Please print each record that follows precisely as it appears.

[Extracted information]
○ ○ ○ ○ ○

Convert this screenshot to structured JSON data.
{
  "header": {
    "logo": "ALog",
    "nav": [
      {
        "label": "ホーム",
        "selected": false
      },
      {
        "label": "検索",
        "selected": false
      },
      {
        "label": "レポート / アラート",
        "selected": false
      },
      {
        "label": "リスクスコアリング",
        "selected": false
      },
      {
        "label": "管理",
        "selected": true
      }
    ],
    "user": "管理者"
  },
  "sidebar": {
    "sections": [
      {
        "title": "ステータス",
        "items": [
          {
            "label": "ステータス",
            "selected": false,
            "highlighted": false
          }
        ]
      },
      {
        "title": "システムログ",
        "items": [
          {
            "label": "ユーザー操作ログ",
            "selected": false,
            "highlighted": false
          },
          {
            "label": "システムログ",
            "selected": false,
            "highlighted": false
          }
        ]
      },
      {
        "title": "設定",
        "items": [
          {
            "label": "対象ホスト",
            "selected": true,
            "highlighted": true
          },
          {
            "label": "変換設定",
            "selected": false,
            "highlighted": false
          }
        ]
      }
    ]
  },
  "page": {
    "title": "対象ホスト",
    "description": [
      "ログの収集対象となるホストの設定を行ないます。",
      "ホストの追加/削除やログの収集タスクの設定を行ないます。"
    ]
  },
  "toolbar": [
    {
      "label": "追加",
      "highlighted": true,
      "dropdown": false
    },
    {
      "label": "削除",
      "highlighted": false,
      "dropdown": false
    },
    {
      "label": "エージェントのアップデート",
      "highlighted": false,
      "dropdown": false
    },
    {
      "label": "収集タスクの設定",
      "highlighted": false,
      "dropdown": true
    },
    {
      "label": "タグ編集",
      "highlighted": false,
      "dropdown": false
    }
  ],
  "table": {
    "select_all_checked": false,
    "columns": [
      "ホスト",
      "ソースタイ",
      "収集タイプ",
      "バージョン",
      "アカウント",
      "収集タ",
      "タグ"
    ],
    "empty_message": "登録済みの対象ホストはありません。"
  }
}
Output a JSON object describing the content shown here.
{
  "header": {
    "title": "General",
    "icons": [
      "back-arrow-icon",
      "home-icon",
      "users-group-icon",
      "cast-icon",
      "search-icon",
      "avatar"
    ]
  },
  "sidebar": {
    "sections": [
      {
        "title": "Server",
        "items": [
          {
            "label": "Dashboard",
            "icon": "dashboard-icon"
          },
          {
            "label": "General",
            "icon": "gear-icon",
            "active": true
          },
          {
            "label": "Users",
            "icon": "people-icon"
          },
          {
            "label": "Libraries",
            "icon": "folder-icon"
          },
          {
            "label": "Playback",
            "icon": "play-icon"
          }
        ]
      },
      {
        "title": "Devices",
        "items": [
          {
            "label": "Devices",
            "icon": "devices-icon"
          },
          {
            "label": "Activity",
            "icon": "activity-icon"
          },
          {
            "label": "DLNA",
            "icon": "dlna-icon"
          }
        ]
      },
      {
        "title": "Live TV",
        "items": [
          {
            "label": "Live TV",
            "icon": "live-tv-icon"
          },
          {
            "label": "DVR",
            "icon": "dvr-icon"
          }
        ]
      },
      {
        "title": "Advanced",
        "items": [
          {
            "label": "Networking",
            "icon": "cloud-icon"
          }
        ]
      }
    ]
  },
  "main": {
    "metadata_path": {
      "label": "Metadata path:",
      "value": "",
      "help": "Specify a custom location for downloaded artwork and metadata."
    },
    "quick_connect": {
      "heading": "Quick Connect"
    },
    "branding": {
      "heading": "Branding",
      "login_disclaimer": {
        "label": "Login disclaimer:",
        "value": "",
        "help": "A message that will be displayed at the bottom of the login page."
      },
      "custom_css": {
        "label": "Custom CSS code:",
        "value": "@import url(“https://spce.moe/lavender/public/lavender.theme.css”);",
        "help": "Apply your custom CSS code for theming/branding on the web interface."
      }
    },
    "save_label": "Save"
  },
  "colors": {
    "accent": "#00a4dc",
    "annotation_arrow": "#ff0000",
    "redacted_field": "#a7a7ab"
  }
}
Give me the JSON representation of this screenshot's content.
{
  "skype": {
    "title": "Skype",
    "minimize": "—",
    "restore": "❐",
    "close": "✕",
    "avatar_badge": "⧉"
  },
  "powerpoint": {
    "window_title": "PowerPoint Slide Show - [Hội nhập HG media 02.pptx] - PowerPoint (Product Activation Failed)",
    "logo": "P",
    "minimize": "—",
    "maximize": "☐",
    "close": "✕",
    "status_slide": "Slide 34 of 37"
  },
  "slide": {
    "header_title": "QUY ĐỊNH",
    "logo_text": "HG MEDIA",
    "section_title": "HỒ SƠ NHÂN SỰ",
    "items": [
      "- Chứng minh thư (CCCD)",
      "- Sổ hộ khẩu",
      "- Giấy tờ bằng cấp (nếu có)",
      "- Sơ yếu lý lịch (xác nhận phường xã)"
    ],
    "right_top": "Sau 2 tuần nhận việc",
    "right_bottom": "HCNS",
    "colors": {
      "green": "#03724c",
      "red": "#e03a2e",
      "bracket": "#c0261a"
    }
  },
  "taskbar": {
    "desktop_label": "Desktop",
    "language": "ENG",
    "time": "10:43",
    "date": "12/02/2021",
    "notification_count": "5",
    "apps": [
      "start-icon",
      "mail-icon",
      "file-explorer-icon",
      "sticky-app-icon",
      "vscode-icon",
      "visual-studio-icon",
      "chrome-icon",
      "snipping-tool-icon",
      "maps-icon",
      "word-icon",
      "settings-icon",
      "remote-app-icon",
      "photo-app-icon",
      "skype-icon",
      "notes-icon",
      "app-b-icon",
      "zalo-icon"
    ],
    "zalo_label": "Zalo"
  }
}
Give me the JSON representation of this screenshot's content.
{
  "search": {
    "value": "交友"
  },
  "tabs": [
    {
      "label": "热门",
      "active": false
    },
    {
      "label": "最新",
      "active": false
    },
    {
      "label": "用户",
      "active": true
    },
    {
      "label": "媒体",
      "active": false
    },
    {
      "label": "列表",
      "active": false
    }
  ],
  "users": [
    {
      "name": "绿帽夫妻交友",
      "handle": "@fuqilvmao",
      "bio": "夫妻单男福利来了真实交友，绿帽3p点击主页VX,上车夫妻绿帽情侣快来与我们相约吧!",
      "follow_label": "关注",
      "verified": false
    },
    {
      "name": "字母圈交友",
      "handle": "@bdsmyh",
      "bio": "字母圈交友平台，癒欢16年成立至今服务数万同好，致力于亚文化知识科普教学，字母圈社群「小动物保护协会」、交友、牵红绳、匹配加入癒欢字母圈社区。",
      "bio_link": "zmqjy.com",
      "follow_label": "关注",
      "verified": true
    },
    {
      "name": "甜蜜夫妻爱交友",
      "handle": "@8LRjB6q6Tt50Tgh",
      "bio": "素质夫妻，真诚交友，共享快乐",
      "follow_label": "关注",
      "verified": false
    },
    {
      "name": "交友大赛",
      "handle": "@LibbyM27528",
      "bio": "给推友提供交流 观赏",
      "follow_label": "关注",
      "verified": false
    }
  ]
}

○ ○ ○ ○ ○

[Result for this task]
Convert this screenshot to structured JSON data.
{
  "header": {
    "logo": "ALog",
    "nav": [
      {
        "label": "ホーム",
        "selected": false
      },
      {
        "label": "検索",
        "selected": false
      },
      {
        "label": "レポート / アラート",
        "selected": false
      },
      {
        "label": "リスクスコアリング",
        "selected": false
      },
      {
        "label": "管理",
        "selected": true
      }
    ],
    "user": "管理者"
  },
  "sidebar": {
    "sections": [
      {
        "title": "ステータス",
        "items": [
          {
            "label": "ステータス",
            "selected": false,
            "highlighted": false
          }
        ]
      },
      {
        "title": "システムログ",
        "items": [
          {
            "label": "ユーザー操作ログ",
            "selected": false,
            "highlighted": false
          },
          {
            "label": "システムログ",
            "selected": false,
            "highlighted": false
          }
        ]
      },
      {
        "title": "設定",
        "items": [
          {
            "label": "対象ホスト",
            "selected": true,
            "highlighted": true
          },
          {
            "label": "変換設定",
            "selected": false,
            "highlighted": false
          }
        ]
      }
    ]
  },
  "page": {
    "title": "対象ホスト",
    "description": [
      "ログの収集対象となるホストの設定を行ないます。",
      "ホストの追加/削除やログの収集タスクの設定を行ないます。"
    ]
  },
  "toolbar": [
    {
      "label": "追加",
      "highlighted": true,
      "dropdown": false
    },
    {
      "label": "削除",
      "highlighted": false,
      "dropdown": false
    },
    {
      "label": "エージェントのアップデート",
      "highlighted": false,
      "dropdown": false
    },
    {
      "label": "収集タスクの設定",
      "highlighted": false,
      "dropdown": true
    },
    {
      "label": "タグ編集",
      "highlighted": false,
      "dropdown": false
    }
  ],
  "table": {
    "select_all_checked": false,
    "columns": [
      "ホスト",
      "ソースタイ",
      "収集タイプ",
      "バージョン",
      "アカウント",
      "収集タ",
      "タグ"
    ],
    "empty_message": "登録済みの対象ホストはありません。"
  }
}
Output a JSON object describing the content shown here.
{
  "header": {
    "title": "General",
    "icons": [
      "back-arrow-icon",
      "home-icon",
      "users-group-icon",
      "cast-icon",
      "search-icon",
      "avatar"
    ]
  },
  "sidebar": {
    "sections": [
      {
        "title": "Server",
        "items": [
          {
            "label": "Dashboard",
            "icon": "dashboard-icon"
          },
          {
            "label": "General",
            "icon": "gear-icon",
            "active": true
          },
          {
            "label": "Users",
            "icon": "people-icon"
          },
          {
            "label": "Libraries",
            "icon": "folder-icon"
          },
          {
            "label": "Playback",
            "icon": "play-icon"
          }
        ]
      },
      {
        "title": "Devices",
        "items": [
          {
            "label": "Devices",
            "icon": "devices-icon"
          },
          {
            "label": "Activity",
            "icon": "activity-icon"
          },
          {
            "label": "DLNA",
            "icon": "dlna-icon"
          }
        ]
      },
      {
        "title": "Live TV",
        "items": [
          {
            "label": "Live TV",
            "icon": "live-tv-icon"
          },
          {
            "label": "DVR",
            "icon": "dvr-icon"
          }
        ]
      },
      {
        "title": "Advanced",
        "items": [
          {
            "label": "Networking",
            "icon": "cloud-icon"
          }
        ]
      }
    ]
  },
  "main": {
    "metadata_path": {
      "label": "Metadata path:",
      "value": "",
      "help": "Specify a custom location for downloaded artwork and metadata."
    },
    "quick_connect": {
      "heading": "Quick Connect"
    },
    "branding": {
      "heading": "Branding",
      "login_disclaimer": {
        "label": "Login disclaimer:",
        "value": "",
        "help": "A message that will be displayed at the bottom of the login page."
      },
      "custom_css": {
        "label": "Custom CSS code:",
        "value": "@import url(“https://spce.moe/lavender/public/lavender.theme.css”);",
        "help": "Apply your custom CSS code for theming/branding on the web interface."
      }
    },
    "save_label": "Save"
  },
  "colors": {
    "accent": "#00a4dc",
    "annotation_arrow": "#ff0000",
    "redacted_field": "#a7a7ab"
  }
}
Give me the JSON representation of this screenshot's content.
{
  "skype": {
    "title": "Skype",
    "minimize": "—",
    "restore": "❐",
    "close": "✕",
    "avatar_badge": "⧉"
  },
  "powerpoint": {
    "window_title": "PowerPoint Slide Show - [Hội nhập HG media 02.pptx] - PowerPoint (Product Activation Failed)",
    "logo": "P",
    "minimize": "—",
    "maximize": "☐",
    "close": "✕",
    "status_slide": "Slide 34 of 37"
  },
  "slide": {
    "header_title": "QUY ĐỊNH",
    "logo_text": "HG MEDIA",
    "section_title": "HỒ SƠ NHÂN SỰ",
    "items": [
      "- Chứng minh thư (CCCD)",
      "- Sổ hộ khẩu",
      "- Giấy tờ bằng cấp (nếu có)",
      "- Sơ yếu lý lịch (xác nhận phường xã)"
    ],
    "right_top": "Sau 2 tuần nhận việc",
    "right_bottom": "HCNS",
    "colors": {
      "green": "#03724c",
      "red": "#e03a2e",
      "bracket": "#c0261a"
    }
  },
  "taskbar": {
    "desktop_label": "Desktop",
    "language": "ENG",
    "time": "10:43",
    "date": "12/02/2021",
    "notification_count": "5",
    "apps": [
      "start-icon",
      "mail-icon",
      "file-explorer-icon",
      "sticky-app-icon",
      "vscode-icon",
      "visual-studio-icon",
      "chrome-icon",
      "snipping-tool-icon",
      "maps-icon",
      "word-icon",
      "settings-icon",
      "remote-app-icon",
      "photo-app-icon",
      "skype-icon",
      "notes-icon",
      "app-b-icon",
      "zalo-icon"
    ],
    "zalo_label": "Zalo"
  }
}
Give me the JSON representation of this screenshot's content.
{
  "search": {
    "value": "交友"
  },
  "tabs": [
    {
      "label": "热门",
      "active": false
    },
    {
      "label": "最新",
      "active": false
    },
    {
      "label": "用户",
      "active": true
    },
    {
      "label": "媒体",
      "active": false
    },
    {
      "label": "列表",
      "active": false
    }
  ],
  "users": [
    {
      "name": "绿帽夫妻交友",
      "handle": "@fuqilvmao",
      "bio": "夫妻单男福利来了真实交友，绿帽3p点击主页VX,上车夫妻绿帽情侣快来与我们相约吧!",
      "follow_label": "关注",
      "verified": false
    },
    {
      "name": "字母圈交友",
      "handle": "@bdsmyh",
      "bio": "字母圈交友平台，癒欢16年成立至今服务数万同好，致力于亚文化知识科普教学，字母圈社群「小动物保护协会」、交友、牵红绳、匹配加入癒欢字母圈社区。",
      "bio_link": "zmqjy.com",
      "follow_label": "关注",
      "verified": true
    },
    {
      "name": "甜蜜夫妻爱交友",
      "handle": "@8LRjB6q6Tt50Tgh",
      "bio": "素质夫妻，真诚交友，共享快乐",
      "follow_label": "关注",
      "verified": false
    },
    {
      "name": "交友大赛",
      "handle": "@LibbyM27528",
      "bio": "给推友提供交流 观赏",
      "follow_label": "关注",
      "verified": false
    }
  ]
}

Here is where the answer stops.